START INPUT DATA

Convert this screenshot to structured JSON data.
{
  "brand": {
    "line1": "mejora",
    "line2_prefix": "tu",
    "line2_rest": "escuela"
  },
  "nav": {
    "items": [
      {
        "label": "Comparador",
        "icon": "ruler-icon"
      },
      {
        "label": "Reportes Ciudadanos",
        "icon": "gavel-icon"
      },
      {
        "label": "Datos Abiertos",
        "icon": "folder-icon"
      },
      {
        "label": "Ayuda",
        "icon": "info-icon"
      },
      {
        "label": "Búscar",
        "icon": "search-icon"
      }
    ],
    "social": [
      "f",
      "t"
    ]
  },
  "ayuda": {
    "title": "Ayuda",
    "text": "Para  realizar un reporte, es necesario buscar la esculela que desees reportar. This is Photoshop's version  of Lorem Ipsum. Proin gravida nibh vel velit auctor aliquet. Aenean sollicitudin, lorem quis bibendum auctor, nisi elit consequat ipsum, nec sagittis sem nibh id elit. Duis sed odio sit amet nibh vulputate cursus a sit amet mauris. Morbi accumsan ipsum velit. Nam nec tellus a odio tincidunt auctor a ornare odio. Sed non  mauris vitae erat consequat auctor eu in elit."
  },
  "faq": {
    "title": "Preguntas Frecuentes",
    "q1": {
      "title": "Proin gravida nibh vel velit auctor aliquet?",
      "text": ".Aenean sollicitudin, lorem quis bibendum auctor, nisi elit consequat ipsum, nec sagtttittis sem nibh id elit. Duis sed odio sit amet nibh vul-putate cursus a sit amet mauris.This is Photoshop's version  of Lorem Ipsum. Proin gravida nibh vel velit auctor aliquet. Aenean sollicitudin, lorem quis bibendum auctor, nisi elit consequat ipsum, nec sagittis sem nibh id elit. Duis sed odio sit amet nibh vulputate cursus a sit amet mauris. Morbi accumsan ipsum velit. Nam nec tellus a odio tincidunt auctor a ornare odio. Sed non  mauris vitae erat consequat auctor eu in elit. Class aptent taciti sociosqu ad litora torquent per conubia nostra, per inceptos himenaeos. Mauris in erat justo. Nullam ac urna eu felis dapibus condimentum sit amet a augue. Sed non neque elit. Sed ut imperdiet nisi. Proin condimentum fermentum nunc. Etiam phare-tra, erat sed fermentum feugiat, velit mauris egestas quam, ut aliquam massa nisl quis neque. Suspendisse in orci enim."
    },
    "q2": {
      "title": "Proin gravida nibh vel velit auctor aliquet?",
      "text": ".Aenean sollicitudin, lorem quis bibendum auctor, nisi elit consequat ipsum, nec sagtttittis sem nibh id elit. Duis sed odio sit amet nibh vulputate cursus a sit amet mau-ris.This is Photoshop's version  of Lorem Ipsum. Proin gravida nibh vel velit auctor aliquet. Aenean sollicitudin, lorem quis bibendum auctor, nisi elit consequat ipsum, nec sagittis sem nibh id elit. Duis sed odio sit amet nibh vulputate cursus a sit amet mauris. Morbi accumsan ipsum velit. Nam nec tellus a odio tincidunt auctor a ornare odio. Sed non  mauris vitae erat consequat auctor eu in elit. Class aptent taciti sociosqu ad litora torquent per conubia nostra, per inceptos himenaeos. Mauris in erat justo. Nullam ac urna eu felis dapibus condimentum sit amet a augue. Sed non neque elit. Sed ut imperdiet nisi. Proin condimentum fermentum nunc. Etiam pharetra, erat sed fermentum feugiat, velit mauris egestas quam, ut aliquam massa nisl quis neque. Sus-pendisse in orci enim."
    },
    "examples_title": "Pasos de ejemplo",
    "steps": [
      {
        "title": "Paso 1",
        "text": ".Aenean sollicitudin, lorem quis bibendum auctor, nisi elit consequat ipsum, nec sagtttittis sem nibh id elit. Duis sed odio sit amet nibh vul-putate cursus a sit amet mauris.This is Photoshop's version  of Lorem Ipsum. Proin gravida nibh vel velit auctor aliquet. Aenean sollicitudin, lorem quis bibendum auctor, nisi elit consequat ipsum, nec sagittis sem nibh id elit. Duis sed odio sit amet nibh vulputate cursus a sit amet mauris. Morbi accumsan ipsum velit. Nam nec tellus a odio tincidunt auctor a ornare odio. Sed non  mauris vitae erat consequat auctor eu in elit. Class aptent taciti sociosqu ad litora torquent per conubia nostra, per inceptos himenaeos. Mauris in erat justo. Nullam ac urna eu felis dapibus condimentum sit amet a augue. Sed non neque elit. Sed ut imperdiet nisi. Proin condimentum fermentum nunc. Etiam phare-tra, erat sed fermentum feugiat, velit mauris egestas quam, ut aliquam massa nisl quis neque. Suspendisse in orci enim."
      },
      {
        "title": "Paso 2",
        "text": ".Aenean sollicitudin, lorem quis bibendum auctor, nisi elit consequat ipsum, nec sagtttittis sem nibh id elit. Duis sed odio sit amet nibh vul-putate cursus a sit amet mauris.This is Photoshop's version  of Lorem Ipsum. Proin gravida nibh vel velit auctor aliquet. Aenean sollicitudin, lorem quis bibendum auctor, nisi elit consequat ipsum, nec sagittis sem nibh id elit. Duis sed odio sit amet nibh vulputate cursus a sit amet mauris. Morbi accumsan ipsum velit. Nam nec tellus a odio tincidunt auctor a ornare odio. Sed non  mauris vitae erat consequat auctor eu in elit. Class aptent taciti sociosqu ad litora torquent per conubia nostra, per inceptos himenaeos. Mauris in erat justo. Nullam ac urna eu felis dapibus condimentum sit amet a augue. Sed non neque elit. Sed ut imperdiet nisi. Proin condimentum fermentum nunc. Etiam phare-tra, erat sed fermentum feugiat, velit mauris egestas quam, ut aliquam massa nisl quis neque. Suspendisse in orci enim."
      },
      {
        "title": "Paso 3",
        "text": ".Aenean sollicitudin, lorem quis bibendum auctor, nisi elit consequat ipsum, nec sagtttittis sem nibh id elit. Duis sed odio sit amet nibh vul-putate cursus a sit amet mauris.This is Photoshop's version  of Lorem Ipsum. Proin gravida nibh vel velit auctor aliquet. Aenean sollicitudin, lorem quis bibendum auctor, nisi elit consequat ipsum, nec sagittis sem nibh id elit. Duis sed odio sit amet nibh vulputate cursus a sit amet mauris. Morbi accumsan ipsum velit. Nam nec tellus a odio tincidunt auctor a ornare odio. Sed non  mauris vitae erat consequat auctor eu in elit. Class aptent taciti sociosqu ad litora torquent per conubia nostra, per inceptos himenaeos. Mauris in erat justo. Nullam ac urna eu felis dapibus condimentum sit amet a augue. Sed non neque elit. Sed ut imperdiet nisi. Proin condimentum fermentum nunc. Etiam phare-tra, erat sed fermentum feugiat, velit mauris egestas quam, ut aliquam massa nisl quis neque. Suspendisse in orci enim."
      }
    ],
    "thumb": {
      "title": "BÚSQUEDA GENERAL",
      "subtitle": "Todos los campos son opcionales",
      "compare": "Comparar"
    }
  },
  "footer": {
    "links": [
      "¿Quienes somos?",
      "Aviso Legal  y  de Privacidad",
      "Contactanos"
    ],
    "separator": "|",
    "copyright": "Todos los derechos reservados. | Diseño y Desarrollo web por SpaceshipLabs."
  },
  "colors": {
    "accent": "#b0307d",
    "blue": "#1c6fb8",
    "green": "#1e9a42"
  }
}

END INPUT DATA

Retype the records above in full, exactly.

EXERCISE SOLUTION:
Convert this screenshot to structured JSON data.
{
  "brand": {
    "line1": "mejora",
    "line2_prefix": "tu",
    "line2_rest": "escuela"
  },
  "nav": {
    "items": [
      {
        "label": "Comparador",
        "icon": "ruler-icon"
      },
      {
        "label": "Reportes Ciudadanos",
        "icon": "gavel-icon"
      },
      {
        "label": "Datos Abiertos",
        "icon": "folder-icon"
      },
      {
        "label": "Ayuda",
        "icon": "info-icon"
      },
      {
        "label": "Búscar",
        "icon": "search-icon"
      }
    ],
    "social": [
      "f",
      "t"
    ]
  },
  "ayuda": {
    "title": "Ayuda",
    "text": "Para  realizar un reporte, es necesario buscar la esculela que desees reportar. This is Photoshop's version  of Lorem Ipsum. Proin gravida nibh vel velit auctor aliquet. Aenean sollicitudin, lorem quis bibendum auctor, nisi elit consequat ipsum, nec sagittis sem nibh id elit. Duis sed odio sit amet nibh vulputate cursus a sit amet mauris. Morbi accumsan ipsum velit. Nam nec tellus a odio tincidunt auctor a ornare odio. Sed non  mauris vitae erat consequat auctor eu in elit."
  },
  "faq": {
    "title": "Preguntas Frecuentes",
    "q1": {
      "title": "Proin gravida nibh vel velit auctor aliquet?",
      "text": ".Aenean sollicitudin, lorem quis bibendum auctor, nisi elit consequat ipsum, nec sagtttittis sem nibh id elit. Duis sed odio sit amet nibh vul-putate cursus a sit amet mauris.This is Photoshop's version  of Lorem Ipsum. Proin gravida nibh vel velit auctor aliquet. Aenean sollicitudin, lorem quis bibendum auctor, nisi elit consequat ipsum, nec sagittis sem nibh id elit. Duis sed odio sit amet nibh vulputate cursus a sit amet mauris. Morbi accumsan ipsum velit. Nam nec tellus a odio tincidunt auctor a ornare odio. Sed non  mauris vitae erat consequat auctor eu in elit. Class aptent taciti sociosqu ad litora torquent per conubia nostra, per inceptos himenaeos. Mauris in erat justo. Nullam ac urna eu felis dapibus condimentum sit amet a augue. Sed non neque elit. Sed ut imperdiet nisi. Proin condimentum fermentum nunc. Etiam phare-tra, erat sed fermentum feugiat, velit mauris egestas quam, ut aliquam massa nisl quis neque. Suspendisse in orci enim."
    },
    "q2": {
      "title": "Proin gravida nibh vel velit auctor aliquet?",
      "text": ".Aenean sollicitudin, lorem quis bibendum auctor, nisi elit consequat ipsum, nec sagtttittis sem nibh id elit. Duis sed odio sit amet nibh vulputate cursus a sit amet mau-ris.This is Photoshop's version  of Lorem Ipsum. Proin gravida nibh vel velit auctor aliquet. Aenean sollicitudin, lorem quis bibendum auctor, nisi elit consequat ipsum, nec sagittis sem nibh id elit. Duis sed odio sit amet nibh vulputate cursus a sit amet mauris. Morbi accumsan ipsum velit. Nam nec tellus a odio tincidunt auctor a ornare odio. Sed non  mauris vitae erat consequat auctor eu in elit. Class aptent taciti sociosqu ad litora torquent per conubia nostra, per inceptos himenaeos. Mauris in erat justo. Nullam ac urna eu felis dapibus condimentum sit amet a augue. Sed non neque elit. Sed ut imperdiet nisi. Proin condimentum fermentum nunc. Etiam pharetra, erat sed fermentum feugiat, velit mauris egestas quam, ut aliquam massa nisl quis neque. Sus-pendisse in orci enim."
    },
    "examples_title": "Pasos de ejemplo",
    "steps": [
      {
        "title": "Paso 1",
        "text": ".Aenean sollicitudin, lorem quis bibendum auctor, nisi elit consequat ipsum, nec sagtttittis sem nibh id elit. Duis sed odio sit amet nibh vul-putate cursus a sit amet mauris.This is Photoshop's version  of Lorem Ipsum. Proin gravida nibh vel velit auctor aliquet. Aenean sollicitudin, lorem quis bibendum auctor, nisi elit consequat ipsum, nec sagittis sem nibh id elit. Duis sed odio sit amet nibh vulputate cursus a sit amet mauris. Morbi accumsan ipsum velit. Nam nec tellus a odio tincidunt auctor a ornare odio. Sed non  mauris vitae erat consequat auctor eu in elit. Class aptent taciti sociosqu ad litora torquent per conubia nostra, per inceptos himenaeos. Mauris in erat justo. Nullam ac urna eu felis dapibus condimentum sit amet a augue. Sed non neque elit. Sed ut imperdiet nisi. Proin condimentum fermentum nunc. Etiam phare-tra, erat sed fermentum feugiat, velit mauris egestas quam, ut aliquam massa nisl quis neque. Suspendisse in orci enim."
      },
      {
        "title": "Paso 2",
        "text": ".Aenean sollicitudin, lorem quis bibendum auctor, nisi elit consequat ipsum, nec sagtttittis sem nibh id elit. Duis sed odio sit amet nibh vul-putate cursus a sit amet mauris.This is Photoshop's version  of Lorem Ipsum. Proin gravida nibh vel velit auctor aliquet. Aenean sollicitudin, lorem quis bibendum auctor, nisi elit consequat ipsum, nec sagittis sem nibh id elit. Duis sed odio sit amet nibh vulputate cursus a sit amet mauris. Morbi accumsan ipsum velit. Nam nec tellus a odio tincidunt auctor a ornare odio. Sed non  mauris vitae erat consequat auctor eu in elit. Class aptent taciti sociosqu ad litora torquent per conubia nostra, per inceptos himenaeos. Mauris in erat justo. Nullam ac urna eu felis dapibus condimentum sit amet a augue. Sed non neque elit. Sed ut imperdiet nisi. Proin condimentum fermentum nunc. Etiam phare-tra, erat sed fermentum feugiat, velit mauris egestas quam, ut aliquam massa nisl quis neque. Suspendisse in orci enim."
      },
      {
        "title": "Paso 3",
        "text": ".Aenean sollicitudin, lorem quis bibendum auctor, nisi elit consequat ipsum, nec sagtttittis sem nibh id elit. Duis sed odio sit amet nibh vul-putate cursus a sit amet mauris.This is Photoshop's version  of Lorem Ipsum. Proin gravida nibh vel velit auctor aliquet. Aenean sollicitudin, lorem quis bibendum auctor, nisi elit consequat ipsum, nec sagittis sem nibh id elit. Duis sed odio sit amet nibh vulputate cursus a sit amet mauris. Morbi accumsan ipsum velit. Nam nec tellus a odio tincidunt auctor a ornare odio. Sed non  mauris vitae erat consequat auctor eu in elit. Class aptent taciti sociosqu ad litora torquent per conubia nostra, per inceptos himenaeos. Mauris in erat justo. Nullam ac urna eu felis dapibus condimentum sit amet a augue. Sed non neque elit. Sed ut imperdiet nisi. Proin condimentum fermentum nunc. Etiam phare-tra, erat sed fermentum feugiat, velit mauris egestas quam, ut aliquam massa nisl quis neque. Suspendisse in orci enim."
      }
    ],
    "thumb": {
      "title": "BÚSQUEDA GENERAL",
      "subtitle": "Todos los campos son opcionales",
      "compare": "Comparar"
    }
  },
  "footer": {
    "links": [
      "¿Quienes somos?",
      "Aviso Legal  y  de Privacidad",
      "Contactanos"
    ],
    "separator": "|",
    "copyright": "Todos los derechos reservados. | Diseño y Desarrollo web por SpaceshipLabs."
  },
  "colors": {
    "accent": "#b0307d",
    "blue": "#1c6fb8",
    "green": "#1e9a42"
  }
}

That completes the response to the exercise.